Velcro is a brand name of fabric hook-and-loop
fasteners used for connecting objects.
Velcro was invented
in 1948 by George de Mestral, a Swiss engineer. The idea
came to him after he took a close look at the seed pod burrs
which kept sticking to his dog on their daily walk in the
Alps. De Mestral named his invention after the French words
velours, meaning 'velvet', and crochet,
Velcro consists of two layers: a "hook" side,
which is a piece of fabric covered with tiny plastic hooks,
and a "loop" side, which is covered in equally
tiny plastic loops. When the two sides are pressed together,
the hooks catch in the loops and hold the pieces together.
When the layers are separated, the Velcro strips makes a
telltale ripping sound. Since the name Velcro is
a registered trademark, generic implementations often use
the name "hook and loop", though in common usage, "velcro"
is used generically.
The strength of the Velcro bond depends on how well the
hooks are embedded in the loops and the nature of the force
pulling it apart. If Velcro is used to bond two rigid surfaces,
e.g. auto body panels and frame, the bond is particularly
strong because any force pulling the pieces apart is spread
evenly across all hooks. Also, any force pushing the pieces
together is disproportionally applied to engaging more hooks
and loops. Vibration can cause rigid pieces to improve their
When one or both of the pieces is flexible, e.g. a pocket
flap, the pieces can be pulled apart with a peeling action
which applies the force to relatively few hooks at a time.
If a flexible piece is pulled parallel to the plane of the
velcro surface the force is spread evenly like with rigid
There are three ways to maximise the strength of a Velcro

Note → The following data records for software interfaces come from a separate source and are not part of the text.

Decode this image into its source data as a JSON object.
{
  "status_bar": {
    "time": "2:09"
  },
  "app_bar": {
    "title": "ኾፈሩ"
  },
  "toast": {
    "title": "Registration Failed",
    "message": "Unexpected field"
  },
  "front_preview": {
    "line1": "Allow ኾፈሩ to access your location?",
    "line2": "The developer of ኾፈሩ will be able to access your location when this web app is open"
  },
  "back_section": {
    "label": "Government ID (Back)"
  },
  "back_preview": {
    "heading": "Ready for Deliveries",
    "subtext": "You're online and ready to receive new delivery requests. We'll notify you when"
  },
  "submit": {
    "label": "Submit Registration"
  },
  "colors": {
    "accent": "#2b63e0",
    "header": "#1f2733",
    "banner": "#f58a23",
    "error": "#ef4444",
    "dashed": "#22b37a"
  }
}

bond with one or more flexible pieces:
- ensure that the force is applied parallel to the
plane of the Velcro surface, e.g. bending around a corner
- increase the area of the Velcro bond, e.g. long
- use a pulley system, e.g. shoe closures.
Shoe closures can resist a large force with little bonding
area by wrapping a strap through a slot which reduces the
force on the Velcro by ensuring the force is parallel to
the plane of the Velcro and by halving the force on the
Velcro bond by acting as a pulley system.
Velcro has several deficiencies: it tends to accumulate
hair, dust, and fur in its hooks after a few months of regular
use and the loops can become elongated or broken. It often
becomes attached to articles of clothing, especially loosely-woven
items like sweaters. Additionally, the clothing may be damaged
when one attempts to remove the Velcro, even if they are
separated slowly. The tearing noise made by unfastening
Velcro makes it inappropriate for some applications, but
is useful against pickpocketing.
The strength of a Velcro bond depends on how much surface
area is in contact with the Velcro hooks: full-body Velcro
suits have been made that can hold a person to a Velcro-covered
The US Army has the Velcro
company investigating a
silent version of Velcro
for use with Army soldier